WHAT NEEDS TO BE DONE: Whenever a line of the listing contains the string "Общий", return that line.

EXCERPTED DATA:
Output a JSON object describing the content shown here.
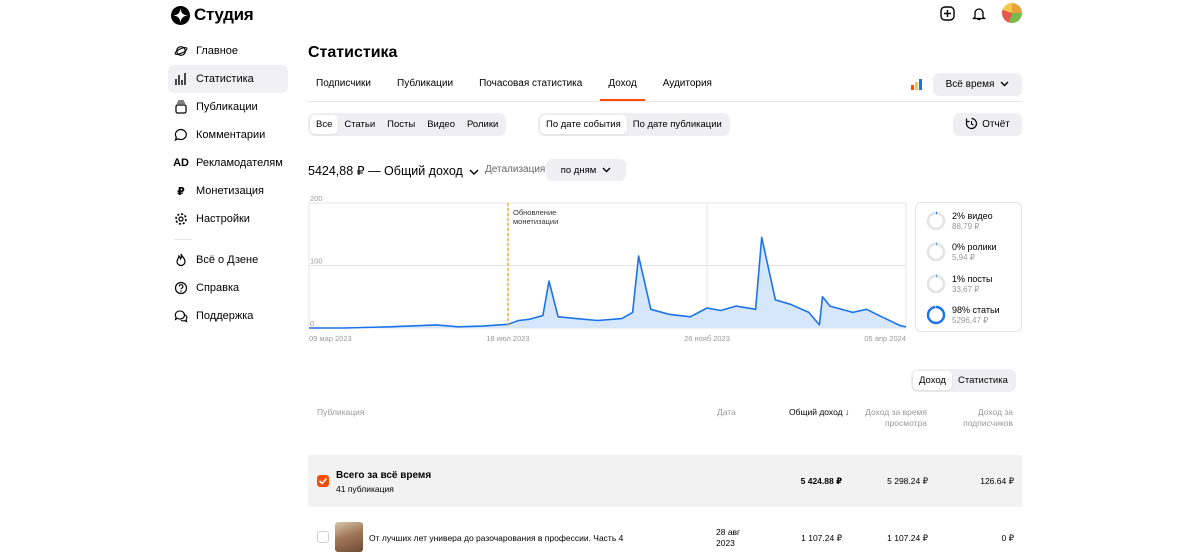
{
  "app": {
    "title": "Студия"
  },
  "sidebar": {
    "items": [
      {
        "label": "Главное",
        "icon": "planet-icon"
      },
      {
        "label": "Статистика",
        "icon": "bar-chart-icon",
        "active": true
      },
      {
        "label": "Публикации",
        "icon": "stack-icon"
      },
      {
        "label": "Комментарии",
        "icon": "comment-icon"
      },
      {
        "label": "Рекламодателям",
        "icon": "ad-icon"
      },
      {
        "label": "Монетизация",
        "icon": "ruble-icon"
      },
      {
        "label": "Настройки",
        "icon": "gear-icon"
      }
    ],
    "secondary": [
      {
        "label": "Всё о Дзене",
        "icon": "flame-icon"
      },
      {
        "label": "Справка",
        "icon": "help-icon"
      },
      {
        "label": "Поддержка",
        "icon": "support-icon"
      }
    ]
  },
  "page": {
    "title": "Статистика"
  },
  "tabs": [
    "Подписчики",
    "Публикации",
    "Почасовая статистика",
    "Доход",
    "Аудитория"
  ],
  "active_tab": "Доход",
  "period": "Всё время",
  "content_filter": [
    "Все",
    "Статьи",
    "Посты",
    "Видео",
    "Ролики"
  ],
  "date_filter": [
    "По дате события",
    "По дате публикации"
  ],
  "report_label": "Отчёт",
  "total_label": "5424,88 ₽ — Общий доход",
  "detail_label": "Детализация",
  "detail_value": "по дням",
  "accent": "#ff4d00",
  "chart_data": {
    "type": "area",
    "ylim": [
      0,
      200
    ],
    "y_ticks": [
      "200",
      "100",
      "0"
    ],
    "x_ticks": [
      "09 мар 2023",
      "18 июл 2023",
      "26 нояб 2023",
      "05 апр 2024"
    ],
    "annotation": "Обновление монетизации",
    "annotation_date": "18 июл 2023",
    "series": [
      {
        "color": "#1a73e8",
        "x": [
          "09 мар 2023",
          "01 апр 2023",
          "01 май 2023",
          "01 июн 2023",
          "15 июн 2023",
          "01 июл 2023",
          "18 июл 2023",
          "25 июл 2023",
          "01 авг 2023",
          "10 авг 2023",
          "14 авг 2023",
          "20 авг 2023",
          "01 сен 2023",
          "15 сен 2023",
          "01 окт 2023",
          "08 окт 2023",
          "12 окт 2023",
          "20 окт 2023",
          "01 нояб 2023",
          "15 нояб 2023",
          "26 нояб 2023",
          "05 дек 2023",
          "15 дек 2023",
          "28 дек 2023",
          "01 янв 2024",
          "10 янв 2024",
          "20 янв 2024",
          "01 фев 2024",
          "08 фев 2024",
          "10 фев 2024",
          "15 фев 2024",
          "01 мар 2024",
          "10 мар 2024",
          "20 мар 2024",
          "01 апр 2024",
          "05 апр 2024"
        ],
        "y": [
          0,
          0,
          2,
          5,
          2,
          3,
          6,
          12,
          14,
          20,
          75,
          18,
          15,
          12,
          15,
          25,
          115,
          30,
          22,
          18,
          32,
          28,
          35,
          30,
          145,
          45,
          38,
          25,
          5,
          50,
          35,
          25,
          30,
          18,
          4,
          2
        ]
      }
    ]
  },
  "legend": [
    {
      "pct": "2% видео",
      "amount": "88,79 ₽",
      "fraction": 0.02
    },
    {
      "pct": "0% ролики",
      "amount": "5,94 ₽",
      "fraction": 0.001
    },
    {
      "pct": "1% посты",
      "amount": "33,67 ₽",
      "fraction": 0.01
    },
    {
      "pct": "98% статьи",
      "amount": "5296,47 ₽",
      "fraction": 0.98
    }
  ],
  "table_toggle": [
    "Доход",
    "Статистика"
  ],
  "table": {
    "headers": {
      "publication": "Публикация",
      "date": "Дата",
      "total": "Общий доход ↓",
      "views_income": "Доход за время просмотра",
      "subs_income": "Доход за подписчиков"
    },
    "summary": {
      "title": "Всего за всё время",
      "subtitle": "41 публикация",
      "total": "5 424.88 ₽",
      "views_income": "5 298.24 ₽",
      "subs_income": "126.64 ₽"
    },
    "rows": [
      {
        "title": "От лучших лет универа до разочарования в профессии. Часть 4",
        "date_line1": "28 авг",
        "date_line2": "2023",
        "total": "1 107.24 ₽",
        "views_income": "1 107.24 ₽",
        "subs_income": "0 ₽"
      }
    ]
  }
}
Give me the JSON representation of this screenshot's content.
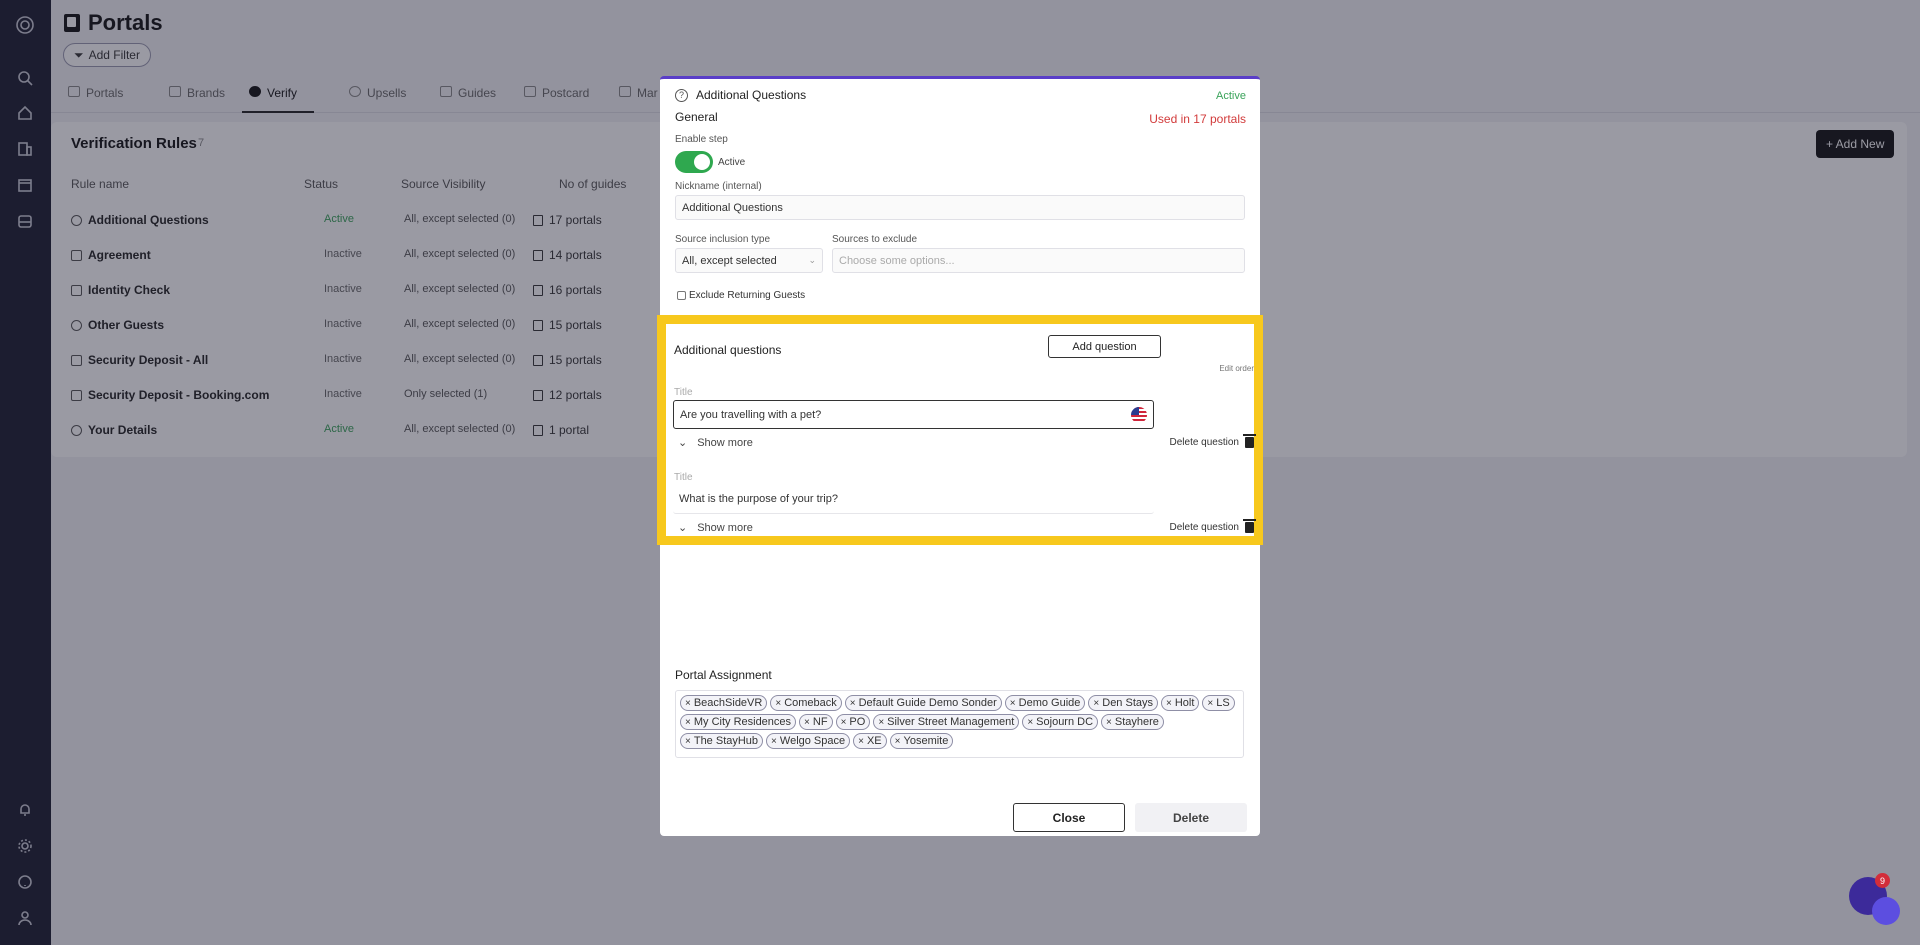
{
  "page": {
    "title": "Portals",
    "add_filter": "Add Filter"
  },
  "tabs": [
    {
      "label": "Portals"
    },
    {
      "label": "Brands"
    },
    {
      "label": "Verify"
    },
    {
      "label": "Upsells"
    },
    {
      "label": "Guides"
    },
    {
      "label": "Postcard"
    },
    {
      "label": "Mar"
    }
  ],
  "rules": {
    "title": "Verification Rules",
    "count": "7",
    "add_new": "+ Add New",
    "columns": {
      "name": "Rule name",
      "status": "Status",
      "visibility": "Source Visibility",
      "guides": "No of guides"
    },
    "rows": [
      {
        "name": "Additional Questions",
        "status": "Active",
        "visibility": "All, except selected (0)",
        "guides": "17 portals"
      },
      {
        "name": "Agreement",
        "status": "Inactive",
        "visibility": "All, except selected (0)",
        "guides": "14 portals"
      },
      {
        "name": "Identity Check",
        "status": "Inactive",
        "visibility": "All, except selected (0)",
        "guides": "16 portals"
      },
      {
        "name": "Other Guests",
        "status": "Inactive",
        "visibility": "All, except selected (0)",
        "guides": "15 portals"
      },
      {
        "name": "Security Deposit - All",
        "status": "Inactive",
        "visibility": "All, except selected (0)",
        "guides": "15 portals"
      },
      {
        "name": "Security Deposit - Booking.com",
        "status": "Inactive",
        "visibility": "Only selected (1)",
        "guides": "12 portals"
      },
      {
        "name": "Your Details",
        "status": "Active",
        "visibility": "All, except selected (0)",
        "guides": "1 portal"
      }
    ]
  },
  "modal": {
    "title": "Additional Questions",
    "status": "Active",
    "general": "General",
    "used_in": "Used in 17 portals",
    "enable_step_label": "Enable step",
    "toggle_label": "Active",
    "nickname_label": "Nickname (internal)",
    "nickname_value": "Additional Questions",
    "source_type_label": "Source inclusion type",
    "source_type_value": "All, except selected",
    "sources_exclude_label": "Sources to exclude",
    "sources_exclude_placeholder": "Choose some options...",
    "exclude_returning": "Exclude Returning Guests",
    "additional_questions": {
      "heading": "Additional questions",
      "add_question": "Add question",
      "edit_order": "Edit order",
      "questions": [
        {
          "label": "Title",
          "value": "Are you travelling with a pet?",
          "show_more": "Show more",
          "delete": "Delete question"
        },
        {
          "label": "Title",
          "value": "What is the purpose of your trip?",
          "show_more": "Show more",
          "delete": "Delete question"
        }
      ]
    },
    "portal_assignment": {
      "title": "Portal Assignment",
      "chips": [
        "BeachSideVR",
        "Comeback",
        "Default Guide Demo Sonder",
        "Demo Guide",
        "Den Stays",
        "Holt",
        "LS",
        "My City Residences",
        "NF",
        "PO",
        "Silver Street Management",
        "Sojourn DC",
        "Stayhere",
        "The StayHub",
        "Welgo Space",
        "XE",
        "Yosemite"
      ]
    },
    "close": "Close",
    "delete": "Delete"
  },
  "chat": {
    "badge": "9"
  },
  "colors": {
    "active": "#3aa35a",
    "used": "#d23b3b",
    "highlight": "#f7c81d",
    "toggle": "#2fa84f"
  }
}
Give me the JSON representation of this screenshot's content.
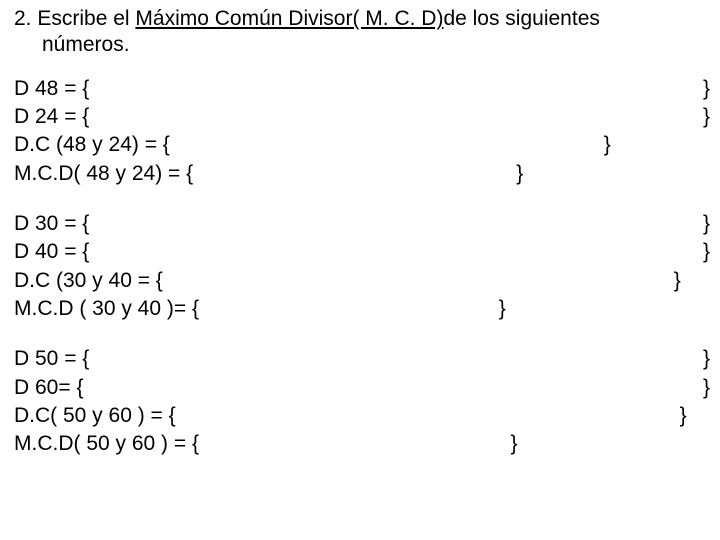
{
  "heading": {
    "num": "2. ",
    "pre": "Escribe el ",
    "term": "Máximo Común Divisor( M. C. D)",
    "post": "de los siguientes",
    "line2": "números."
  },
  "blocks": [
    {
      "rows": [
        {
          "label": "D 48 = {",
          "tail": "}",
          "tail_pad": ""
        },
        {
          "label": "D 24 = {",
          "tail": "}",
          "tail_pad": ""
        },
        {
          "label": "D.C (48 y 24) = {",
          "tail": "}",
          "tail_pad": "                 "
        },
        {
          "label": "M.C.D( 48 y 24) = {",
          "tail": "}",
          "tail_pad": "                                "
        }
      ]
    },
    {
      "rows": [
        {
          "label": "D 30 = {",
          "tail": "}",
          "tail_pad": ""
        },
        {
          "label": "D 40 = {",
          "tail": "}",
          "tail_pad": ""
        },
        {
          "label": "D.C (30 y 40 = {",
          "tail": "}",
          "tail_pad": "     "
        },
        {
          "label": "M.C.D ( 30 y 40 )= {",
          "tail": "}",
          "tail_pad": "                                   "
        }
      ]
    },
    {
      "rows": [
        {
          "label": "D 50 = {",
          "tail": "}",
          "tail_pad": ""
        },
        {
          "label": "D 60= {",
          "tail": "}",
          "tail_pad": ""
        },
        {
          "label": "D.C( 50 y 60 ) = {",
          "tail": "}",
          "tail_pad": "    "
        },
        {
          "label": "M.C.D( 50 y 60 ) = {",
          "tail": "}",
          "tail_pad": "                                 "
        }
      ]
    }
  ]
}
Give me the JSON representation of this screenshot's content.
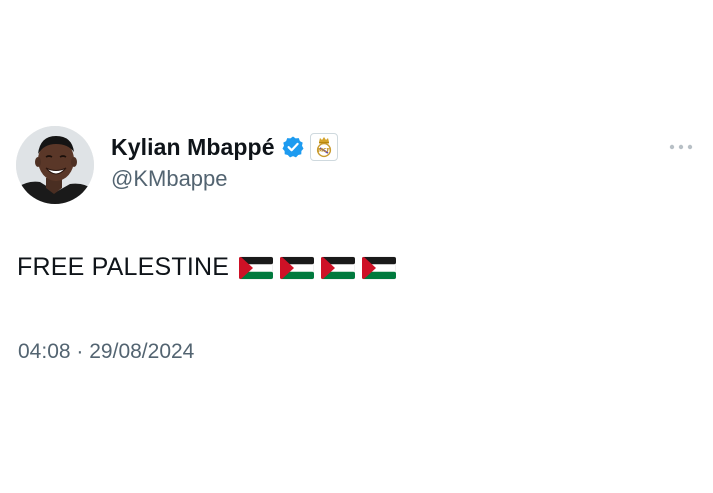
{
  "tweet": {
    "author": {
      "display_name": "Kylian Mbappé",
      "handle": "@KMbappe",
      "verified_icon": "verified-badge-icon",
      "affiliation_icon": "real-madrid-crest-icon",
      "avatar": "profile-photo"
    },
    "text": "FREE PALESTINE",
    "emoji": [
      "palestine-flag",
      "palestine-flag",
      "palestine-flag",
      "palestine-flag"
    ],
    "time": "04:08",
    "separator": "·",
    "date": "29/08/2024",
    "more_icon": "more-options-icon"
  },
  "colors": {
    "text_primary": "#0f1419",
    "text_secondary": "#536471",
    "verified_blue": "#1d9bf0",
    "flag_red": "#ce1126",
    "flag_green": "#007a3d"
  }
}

ANSWER BOX:
  "total_label": "5424,88 ₽ — Общий доход",
      "total": "Общий доход ↓",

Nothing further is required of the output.